Task to complete → Print every line of the data word for word.
>>>>
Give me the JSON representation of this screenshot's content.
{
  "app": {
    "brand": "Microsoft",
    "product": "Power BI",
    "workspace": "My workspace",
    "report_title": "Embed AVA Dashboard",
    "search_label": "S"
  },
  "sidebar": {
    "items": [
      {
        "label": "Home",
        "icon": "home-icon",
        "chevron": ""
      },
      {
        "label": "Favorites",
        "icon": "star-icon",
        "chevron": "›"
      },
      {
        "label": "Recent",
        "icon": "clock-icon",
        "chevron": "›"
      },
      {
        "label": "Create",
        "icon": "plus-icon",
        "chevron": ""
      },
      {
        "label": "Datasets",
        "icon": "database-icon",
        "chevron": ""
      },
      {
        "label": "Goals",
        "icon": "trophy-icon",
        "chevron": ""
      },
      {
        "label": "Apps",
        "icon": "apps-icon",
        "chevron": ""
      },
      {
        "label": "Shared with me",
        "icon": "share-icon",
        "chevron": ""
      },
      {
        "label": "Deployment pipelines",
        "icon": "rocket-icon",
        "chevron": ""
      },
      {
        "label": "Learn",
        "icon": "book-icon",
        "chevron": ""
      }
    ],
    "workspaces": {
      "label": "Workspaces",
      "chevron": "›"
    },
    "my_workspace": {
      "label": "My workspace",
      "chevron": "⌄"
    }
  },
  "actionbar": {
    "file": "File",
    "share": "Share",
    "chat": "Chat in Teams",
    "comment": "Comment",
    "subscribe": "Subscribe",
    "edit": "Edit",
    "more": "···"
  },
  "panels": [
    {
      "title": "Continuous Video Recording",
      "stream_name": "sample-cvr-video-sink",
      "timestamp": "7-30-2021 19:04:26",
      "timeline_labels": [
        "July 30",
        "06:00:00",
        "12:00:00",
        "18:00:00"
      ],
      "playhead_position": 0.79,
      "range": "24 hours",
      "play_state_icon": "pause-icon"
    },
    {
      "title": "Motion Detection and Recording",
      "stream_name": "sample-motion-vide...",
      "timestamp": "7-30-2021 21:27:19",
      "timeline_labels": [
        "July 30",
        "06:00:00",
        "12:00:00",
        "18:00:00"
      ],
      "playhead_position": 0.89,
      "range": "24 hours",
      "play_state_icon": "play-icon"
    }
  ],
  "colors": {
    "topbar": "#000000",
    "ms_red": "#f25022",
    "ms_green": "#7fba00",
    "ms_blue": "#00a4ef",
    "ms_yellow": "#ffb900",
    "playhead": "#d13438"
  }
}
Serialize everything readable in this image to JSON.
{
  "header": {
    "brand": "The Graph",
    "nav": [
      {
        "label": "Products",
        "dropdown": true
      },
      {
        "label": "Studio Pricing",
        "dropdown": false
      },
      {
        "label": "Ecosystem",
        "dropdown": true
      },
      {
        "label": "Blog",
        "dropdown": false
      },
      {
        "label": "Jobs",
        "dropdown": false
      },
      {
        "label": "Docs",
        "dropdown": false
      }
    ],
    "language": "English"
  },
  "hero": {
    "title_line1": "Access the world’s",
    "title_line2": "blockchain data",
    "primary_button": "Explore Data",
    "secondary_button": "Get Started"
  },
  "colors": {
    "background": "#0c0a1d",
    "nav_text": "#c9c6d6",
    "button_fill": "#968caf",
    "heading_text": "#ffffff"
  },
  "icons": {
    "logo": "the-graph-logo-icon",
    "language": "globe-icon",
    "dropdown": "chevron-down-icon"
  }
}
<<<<
Your solution →
Give me the JSON representation of this screenshot's content.
{
  "app": {
    "brand": "Microsoft",
    "product": "Power BI",
    "workspace": "My workspace",
    "report_title": "Embed AVA Dashboard",
    "search_label": "S"
  },
  "sidebar": {
    "items": [
      {
        "label": "Home",
        "icon": "home-icon",
        "chevron": ""
      },
      {
        "label": "Favorites",
        "icon": "star-icon",
        "chevron": "›"
      },
      {
        "label": "Recent",
        "icon": "clock-icon",
        "chevron": "›"
      },
      {
        "label": "Create",
        "icon": "plus-icon",
        "chevron": ""
      },
      {
        "label": "Datasets",
        "icon": "database-icon",
        "chevron": ""
      },
      {
        "label": "Goals",
        "icon": "trophy-icon",
        "chevron": ""
      },
      {
        "label": "Apps",
        "icon": "apps-icon",
        "chevron": ""
      },
      {
        "label": "Shared with me",
        "icon": "share-icon",
        "chevron": ""
      },
      {
        "label": "Deployment pipelines",
        "icon": "rocket-icon",
        "chevron": ""
      },
      {
        "label": "Learn",
        "icon": "book-icon",
        "chevron": ""
      }
    ],
    "workspaces": {
      "label": "Workspaces",
      "chevron": "›"
    },
    "my_workspace": {
      "label": "My workspace",
      "chevron": "⌄"
    }
  },
  "actionbar": {
    "file": "File",
    "share": "Share",
    "chat": "Chat in Teams",
    "comment": "Comment",
    "subscribe": "Subscribe",
    "edit": "Edit",
    "more": "···"
  },
  "panels": [
    {
      "title": "Continuous Video Recording",
      "stream_name": "sample-cvr-video-sink",
      "timestamp": "7-30-2021 19:04:26",
      "timeline_labels": [
        "July 30",
        "06:00:00",
        "12:00:00",
        "18:00:00"
      ],
      "playhead_position": 0.79,
      "range": "24 hours",
      "play_state_icon": "pause-icon"
    },
    {
      "title": "Motion Detection and Recording",
      "stream_name": "sample-motion-vide...",
      "timestamp": "7-30-2021 21:27:19",
      "timeline_labels": [
        "July 30",
        "06:00:00",
        "12:00:00",
        "18:00:00"
      ],
      "playhead_position": 0.89,
      "range": "24 hours",
      "play_state_icon": "play-icon"
    }
  ],
  "colors": {
    "topbar": "#000000",
    "ms_red": "#f25022",
    "ms_green": "#7fba00",
    "ms_blue": "#00a4ef",
    "ms_yellow": "#ffb900",
    "playhead": "#d13438"
  }
}
Serialize everything readable in this image to JSON.
{
  "header": {
    "brand": "The Graph",
    "nav": [
      {
        "label": "Products",
        "dropdown": true
      },
      {
        "label": "Studio Pricing",
        "dropdown": false
      },
      {
        "label": "Ecosystem",
        "dropdown": true
      },
      {
        "label": "Blog",
        "dropdown": false
      },
      {
        "label": "Jobs",
        "dropdown": false
      },
      {
        "label": "Docs",
        "dropdown": false
      }
    ],
    "language": "English"
  },
  "hero": {
    "title_line1": "Access the world’s",
    "title_line2": "blockchain data",
    "primary_button": "Explore Data",
    "secondary_button": "Get Started"
  },
  "colors": {
    "background": "#0c0a1d",
    "nav_text": "#c9c6d6",
    "button_fill": "#968caf",
    "heading_text": "#ffffff"
  },
  "icons": {
    "logo": "the-graph-logo-icon",
    "language": "globe-icon",
    "dropdown": "chevron-down-icon"
  }
}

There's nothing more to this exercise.